(Records drawn from a dataset)
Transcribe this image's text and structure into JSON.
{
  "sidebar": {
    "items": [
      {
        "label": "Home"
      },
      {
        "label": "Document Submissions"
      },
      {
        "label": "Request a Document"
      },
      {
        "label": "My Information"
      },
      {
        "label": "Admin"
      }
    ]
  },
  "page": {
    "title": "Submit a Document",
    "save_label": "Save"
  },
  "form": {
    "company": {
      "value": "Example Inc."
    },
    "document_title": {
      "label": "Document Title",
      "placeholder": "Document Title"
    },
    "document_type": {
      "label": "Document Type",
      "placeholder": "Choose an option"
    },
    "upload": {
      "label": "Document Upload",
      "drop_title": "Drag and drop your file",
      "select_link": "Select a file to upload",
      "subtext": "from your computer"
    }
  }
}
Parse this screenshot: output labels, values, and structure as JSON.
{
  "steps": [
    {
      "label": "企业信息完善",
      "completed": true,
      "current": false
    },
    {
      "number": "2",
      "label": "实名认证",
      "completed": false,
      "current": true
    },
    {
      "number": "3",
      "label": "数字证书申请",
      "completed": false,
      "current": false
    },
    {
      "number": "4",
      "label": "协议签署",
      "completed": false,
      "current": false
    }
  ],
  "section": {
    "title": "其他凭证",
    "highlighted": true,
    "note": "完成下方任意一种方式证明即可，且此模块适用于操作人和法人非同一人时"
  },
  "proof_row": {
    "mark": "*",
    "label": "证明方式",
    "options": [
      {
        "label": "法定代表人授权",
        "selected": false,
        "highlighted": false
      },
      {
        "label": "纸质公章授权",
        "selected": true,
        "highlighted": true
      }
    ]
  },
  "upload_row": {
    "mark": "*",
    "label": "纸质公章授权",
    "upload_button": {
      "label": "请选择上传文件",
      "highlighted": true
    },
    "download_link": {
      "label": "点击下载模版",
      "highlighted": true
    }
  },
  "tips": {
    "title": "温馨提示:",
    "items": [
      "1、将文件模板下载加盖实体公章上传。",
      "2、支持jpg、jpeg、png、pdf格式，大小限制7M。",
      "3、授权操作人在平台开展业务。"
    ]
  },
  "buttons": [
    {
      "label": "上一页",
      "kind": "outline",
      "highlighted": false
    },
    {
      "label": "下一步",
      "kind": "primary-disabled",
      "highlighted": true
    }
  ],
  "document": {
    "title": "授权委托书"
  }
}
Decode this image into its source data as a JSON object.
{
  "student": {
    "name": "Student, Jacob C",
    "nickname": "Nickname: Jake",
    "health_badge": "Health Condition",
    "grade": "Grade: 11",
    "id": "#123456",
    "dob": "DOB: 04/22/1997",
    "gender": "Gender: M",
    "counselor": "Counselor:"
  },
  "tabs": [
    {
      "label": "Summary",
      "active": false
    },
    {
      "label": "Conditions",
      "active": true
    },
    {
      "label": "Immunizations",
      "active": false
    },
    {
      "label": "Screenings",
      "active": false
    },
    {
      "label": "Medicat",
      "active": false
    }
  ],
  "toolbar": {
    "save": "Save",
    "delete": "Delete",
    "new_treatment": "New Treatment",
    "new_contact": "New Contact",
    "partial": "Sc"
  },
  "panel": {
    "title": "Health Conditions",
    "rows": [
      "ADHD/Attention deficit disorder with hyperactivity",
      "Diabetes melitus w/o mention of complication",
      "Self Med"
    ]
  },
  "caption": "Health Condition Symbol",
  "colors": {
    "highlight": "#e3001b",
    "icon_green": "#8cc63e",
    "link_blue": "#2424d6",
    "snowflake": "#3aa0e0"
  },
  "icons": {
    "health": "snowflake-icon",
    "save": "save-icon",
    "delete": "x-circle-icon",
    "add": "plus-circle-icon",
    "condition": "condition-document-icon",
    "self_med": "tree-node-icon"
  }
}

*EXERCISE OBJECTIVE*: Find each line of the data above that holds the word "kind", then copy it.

*EXERCISE OUTPUT*:
      "kind": "outline",
      "kind": "primary-disabled",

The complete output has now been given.